** Material supplied **
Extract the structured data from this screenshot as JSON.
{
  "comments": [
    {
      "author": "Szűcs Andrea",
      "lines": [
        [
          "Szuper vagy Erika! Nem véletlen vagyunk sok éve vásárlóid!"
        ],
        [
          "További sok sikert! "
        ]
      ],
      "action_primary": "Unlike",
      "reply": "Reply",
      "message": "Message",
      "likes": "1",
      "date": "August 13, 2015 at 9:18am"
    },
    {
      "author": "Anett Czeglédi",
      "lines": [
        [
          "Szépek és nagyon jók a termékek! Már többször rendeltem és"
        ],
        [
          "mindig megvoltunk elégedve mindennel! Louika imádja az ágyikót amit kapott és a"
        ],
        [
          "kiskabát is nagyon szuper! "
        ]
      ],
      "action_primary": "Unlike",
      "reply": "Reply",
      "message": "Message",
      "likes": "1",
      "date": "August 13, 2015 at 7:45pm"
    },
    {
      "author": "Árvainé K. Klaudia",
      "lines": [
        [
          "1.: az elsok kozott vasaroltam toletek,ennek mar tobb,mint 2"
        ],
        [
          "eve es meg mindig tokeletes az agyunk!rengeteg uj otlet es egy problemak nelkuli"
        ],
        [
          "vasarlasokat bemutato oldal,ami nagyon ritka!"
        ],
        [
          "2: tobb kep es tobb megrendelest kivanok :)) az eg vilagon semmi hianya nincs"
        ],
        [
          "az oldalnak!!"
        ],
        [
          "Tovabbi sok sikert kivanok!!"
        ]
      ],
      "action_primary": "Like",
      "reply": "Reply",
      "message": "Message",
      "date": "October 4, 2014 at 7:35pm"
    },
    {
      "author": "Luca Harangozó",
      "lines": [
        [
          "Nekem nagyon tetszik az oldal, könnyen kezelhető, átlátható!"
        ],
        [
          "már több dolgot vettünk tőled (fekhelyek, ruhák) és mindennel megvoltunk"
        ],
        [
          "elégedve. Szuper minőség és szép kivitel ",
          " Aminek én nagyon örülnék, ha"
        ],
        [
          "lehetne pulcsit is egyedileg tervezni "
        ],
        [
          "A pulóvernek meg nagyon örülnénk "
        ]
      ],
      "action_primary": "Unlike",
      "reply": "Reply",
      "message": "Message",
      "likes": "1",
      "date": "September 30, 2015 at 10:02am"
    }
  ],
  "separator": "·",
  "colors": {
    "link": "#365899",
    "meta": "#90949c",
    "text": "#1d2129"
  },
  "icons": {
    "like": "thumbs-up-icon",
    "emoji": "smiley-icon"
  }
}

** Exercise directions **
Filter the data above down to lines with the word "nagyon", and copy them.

** Task output **
          "Szépek és nagyon jók a termékek! Már többször rendeltem és"
          "kiskabát is nagyon szuper! "
          "vasarlasokat bemutato oldal,ami nagyon ritka!"
          "Nekem nagyon tetszik az oldal, könnyen kezelhető, átlátható!"
          " Aminek én nagyon örülnék, ha"
          "A pulóvernek meg nagyon örülnénk "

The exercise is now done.